Look through the listing below for the string "代扣代缴代收代缴扣缴义务人登记". Say how many lines hold it, and nothing else.

▬▬▬▬▬▬

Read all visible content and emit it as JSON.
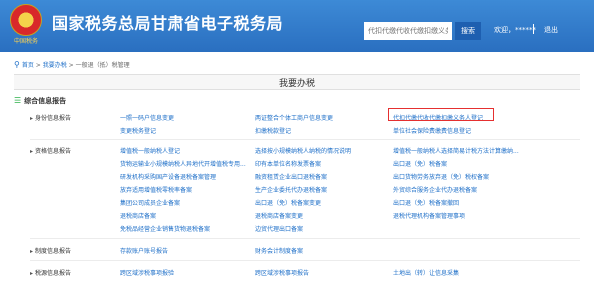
{
  "header": {
    "emblem_caption": "中国税务",
    "site_title": "国家税务总局甘肃省电子税务局",
    "search_placeholder": "代扣代缴代收代缴扣缴义务人登记",
    "search_button": "搜索",
    "user_name": "欢迎，******",
    "logout": "退出"
  },
  "breadcrumb": {
    "home": "首页",
    "sep1": " > ",
    "level2": "我要办税",
    "sep2": " > ",
    "current": "一般退（抵）税管理"
  },
  "page_title": "我要办税",
  "group_title": "综合信息报告",
  "sections": {
    "identity": {
      "label": "身份信息报告",
      "links": [
        "一照一码户信息变更",
        "两证整合个体工商户信息变更",
        "代扣代缴代收代缴扣缴义务人登记",
        "变更税务登记",
        "扣缴税款登记",
        "单位社会保险费缴费信息登记"
      ]
    },
    "qualification": {
      "label": "资格信息报告",
      "links": [
        "增值税一般纳税人登记",
        "选择按小规模纳税人纳税的情况说明",
        "增值税一般纳税人选择简易计税方法计算缴纳...",
        "货物运输业小规模纳税人异地代开增值税专用...",
        "印有本单位名称发票备案",
        "出口退（免）税备案",
        "研发机构采购国产设备退税备案管理",
        "融资租赁企业出口退税备案",
        "出口货物劳务放弃退（免）税权备案",
        "放弃适用增值税零税率备案",
        "生产企业委托代办退税备案",
        "外贸综合服务企业代办退税备案",
        "集团公司成员企业备案",
        "出口退（免）税备案变更",
        "出口退（免）税备案撤回",
        "退税商店备案",
        "退税商店备案变更",
        "退税代理机构备案管理事项",
        "免税品经营企业销售货物退税备案",
        "边贸代理出口备案"
      ]
    },
    "system": {
      "label": "制度信息报告",
      "links": [
        "存款账户账号报告",
        "财务会计制度备案"
      ]
    },
    "tax_pref": {
      "label": "税源信息报告",
      "links": [
        "跨区域涉税事项报验",
        "跨区域涉税事项报告",
        "土地出（转）让信息采集"
      ]
    }
  }
}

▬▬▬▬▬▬

OUTPUT OF THE TASK →
2